EU membership, the battle for convergence uplift and what currency farmers would be using in an independent Scotland were all up for discussion at a heated NFU Scotland debate in Stirling this week.
Political heavyweights descended on United Auctions to argue the cases for and against independence to a packed out sales ring of 400 farmers, crofters, processors, vets and industry leaders.
Representatives from the Better Together and Yes Scotland campaigns were at loggerheads over EU membership, and the continuation of vital Common Agricultural Policy (Cap) support, in the event of Scots voting to become independent on September 18.
Deputy First Minister Nicola Sturgeon said there was no doubt Scotland would be accepted into the EU as an independent nation. However Scottish Secretary Alistair Carmichael warned it was unlikely Scotland would be granted membership with the same conditions it currently experiences as part of the UK.
The two politicians also dealt blows over currency – Mr Carmichael said walking away from the UK meant walking away from the pound sterling. However Ms Sturgeon said it was overwhelmingly in the economic interests of Westminster to allow an independent Scotland to continue using the pound.
The thorny issue of convergence uplift also reared its ugly head and farm minister Richard Lochhead attacked the UK government for not allocating the £190million in subsidy money awarded to top up Scotland’s per hectare direct payments to the Scottish Cap budget.
However, Lib Dem MEP George Lyon said the argument for convergence uplift had not been terribly convincing and it did not go far enough to deal with the problems Scotland faces in moving from an historic to area-based direct payments system.

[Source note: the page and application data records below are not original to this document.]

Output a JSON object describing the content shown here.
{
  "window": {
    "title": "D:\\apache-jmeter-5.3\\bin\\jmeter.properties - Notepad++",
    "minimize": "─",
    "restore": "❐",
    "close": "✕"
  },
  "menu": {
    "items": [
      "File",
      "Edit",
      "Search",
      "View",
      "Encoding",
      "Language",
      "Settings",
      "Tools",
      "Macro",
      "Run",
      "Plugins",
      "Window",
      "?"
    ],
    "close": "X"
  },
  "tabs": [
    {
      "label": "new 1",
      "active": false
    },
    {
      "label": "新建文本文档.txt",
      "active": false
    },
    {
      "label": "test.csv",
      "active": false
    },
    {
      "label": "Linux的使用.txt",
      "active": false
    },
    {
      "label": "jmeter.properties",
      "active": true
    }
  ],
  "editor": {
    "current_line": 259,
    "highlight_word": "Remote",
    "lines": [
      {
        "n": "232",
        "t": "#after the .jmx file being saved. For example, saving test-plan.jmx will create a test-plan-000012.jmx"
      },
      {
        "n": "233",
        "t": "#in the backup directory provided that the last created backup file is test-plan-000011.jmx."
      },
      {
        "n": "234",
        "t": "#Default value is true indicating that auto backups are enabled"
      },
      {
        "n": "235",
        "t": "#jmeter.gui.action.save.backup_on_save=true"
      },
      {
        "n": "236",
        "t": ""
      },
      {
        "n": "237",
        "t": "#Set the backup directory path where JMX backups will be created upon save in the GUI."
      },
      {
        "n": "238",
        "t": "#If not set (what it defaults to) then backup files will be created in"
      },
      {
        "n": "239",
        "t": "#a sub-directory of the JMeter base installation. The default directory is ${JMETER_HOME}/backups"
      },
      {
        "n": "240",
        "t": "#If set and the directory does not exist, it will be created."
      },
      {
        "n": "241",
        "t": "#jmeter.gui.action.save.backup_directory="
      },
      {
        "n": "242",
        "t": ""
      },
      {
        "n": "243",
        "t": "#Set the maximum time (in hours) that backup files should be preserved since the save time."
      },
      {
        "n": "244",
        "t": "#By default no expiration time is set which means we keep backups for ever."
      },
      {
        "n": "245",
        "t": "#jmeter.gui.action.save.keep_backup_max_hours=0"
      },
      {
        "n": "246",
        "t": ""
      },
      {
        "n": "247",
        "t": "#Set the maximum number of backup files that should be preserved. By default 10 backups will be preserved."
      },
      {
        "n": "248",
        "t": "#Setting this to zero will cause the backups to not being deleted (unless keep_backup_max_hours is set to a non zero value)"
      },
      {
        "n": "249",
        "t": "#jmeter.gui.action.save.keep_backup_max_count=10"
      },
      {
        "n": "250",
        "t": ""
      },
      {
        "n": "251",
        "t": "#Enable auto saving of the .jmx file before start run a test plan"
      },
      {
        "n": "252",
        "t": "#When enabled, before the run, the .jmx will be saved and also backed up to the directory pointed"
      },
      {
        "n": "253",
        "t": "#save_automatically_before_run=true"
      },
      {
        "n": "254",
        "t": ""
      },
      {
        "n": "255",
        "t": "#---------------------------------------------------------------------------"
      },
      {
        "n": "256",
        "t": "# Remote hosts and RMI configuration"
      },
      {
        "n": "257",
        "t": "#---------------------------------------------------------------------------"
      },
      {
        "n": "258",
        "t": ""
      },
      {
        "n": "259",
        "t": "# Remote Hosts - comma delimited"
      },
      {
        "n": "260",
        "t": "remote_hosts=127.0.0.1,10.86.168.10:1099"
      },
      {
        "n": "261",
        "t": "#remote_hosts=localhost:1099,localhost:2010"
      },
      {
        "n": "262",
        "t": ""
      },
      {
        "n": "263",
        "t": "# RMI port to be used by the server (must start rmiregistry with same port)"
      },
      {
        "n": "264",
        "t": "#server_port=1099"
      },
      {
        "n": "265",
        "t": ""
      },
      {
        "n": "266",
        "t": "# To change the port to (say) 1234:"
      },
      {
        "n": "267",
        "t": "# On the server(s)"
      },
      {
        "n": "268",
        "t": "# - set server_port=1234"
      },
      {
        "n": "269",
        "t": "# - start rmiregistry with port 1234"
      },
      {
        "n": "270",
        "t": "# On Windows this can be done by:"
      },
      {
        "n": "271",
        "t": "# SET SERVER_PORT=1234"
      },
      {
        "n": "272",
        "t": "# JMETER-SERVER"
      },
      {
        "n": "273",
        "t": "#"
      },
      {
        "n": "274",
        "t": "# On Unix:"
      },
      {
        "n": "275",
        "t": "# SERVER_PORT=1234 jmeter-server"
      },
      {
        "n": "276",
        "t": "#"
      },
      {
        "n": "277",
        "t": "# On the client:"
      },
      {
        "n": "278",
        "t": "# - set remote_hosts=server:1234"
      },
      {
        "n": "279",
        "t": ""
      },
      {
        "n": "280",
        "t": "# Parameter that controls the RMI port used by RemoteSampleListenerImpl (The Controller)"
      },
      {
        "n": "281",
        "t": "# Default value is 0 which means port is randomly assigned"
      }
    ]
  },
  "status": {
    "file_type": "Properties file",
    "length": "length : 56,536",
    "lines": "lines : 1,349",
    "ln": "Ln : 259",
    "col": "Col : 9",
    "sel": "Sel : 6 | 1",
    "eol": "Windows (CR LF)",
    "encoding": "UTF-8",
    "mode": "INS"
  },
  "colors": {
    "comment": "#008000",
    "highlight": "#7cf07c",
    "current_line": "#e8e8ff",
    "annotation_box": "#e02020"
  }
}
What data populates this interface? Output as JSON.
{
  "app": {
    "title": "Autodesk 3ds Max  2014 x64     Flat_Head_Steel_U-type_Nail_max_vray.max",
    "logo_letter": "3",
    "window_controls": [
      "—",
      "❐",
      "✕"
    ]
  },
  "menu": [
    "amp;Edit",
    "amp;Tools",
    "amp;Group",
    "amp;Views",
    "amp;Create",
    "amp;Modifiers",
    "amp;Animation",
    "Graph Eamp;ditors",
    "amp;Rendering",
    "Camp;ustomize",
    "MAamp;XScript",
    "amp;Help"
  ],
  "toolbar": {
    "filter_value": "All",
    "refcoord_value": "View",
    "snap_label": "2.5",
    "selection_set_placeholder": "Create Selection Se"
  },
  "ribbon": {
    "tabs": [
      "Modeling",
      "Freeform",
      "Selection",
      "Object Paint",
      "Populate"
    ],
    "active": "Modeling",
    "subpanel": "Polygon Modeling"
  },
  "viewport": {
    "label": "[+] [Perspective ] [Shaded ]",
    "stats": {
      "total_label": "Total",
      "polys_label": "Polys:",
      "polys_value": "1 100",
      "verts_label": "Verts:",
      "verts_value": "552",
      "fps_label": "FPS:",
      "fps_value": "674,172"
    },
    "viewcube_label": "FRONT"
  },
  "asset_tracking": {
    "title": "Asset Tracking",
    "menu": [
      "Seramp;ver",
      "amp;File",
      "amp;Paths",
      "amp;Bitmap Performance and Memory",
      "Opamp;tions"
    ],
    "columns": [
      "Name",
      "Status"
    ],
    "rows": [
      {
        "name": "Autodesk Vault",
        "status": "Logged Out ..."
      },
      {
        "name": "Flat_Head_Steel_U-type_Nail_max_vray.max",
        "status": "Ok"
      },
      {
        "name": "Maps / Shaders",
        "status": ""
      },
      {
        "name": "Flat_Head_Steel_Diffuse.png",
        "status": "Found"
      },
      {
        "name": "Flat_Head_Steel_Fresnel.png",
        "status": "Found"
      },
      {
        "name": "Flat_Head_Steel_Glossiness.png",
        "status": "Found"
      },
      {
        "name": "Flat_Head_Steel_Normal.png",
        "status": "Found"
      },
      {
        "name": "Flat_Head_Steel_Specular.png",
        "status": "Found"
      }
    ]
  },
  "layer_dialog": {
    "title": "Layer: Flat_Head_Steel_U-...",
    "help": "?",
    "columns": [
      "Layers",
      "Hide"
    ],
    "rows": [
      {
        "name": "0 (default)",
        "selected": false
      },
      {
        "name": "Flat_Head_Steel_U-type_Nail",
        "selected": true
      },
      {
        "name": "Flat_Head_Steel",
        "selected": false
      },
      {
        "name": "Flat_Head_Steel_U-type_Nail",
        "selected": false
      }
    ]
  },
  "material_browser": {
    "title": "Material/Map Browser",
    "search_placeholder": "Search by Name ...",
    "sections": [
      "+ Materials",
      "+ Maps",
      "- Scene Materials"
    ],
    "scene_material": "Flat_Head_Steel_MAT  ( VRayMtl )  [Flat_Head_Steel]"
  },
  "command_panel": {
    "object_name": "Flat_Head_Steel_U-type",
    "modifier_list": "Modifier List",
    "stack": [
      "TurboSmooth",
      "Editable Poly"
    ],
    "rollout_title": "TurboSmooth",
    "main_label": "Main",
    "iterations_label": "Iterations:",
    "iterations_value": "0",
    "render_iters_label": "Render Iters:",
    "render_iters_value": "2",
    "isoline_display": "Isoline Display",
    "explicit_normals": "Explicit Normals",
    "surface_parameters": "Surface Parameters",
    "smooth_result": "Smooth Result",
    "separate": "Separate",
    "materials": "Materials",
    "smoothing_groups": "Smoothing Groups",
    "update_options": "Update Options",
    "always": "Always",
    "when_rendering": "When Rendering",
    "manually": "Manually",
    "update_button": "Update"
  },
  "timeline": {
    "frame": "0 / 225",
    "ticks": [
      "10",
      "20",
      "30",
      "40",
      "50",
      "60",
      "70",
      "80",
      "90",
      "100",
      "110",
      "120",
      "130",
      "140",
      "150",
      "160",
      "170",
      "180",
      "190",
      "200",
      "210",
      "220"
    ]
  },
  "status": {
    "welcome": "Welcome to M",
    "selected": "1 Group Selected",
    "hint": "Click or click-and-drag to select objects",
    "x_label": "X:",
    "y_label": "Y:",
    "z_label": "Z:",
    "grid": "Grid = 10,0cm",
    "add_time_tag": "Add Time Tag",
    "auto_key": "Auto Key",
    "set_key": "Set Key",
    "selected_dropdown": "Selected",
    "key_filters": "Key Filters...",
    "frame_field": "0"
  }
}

He was heckled for saying Scotland’s farmers received the second highest per farm payment in the UK, which was in stark contrast to Mr Lochhead’s assertion that Scotland’s farmers receive the lowest per hectare payment in Europe.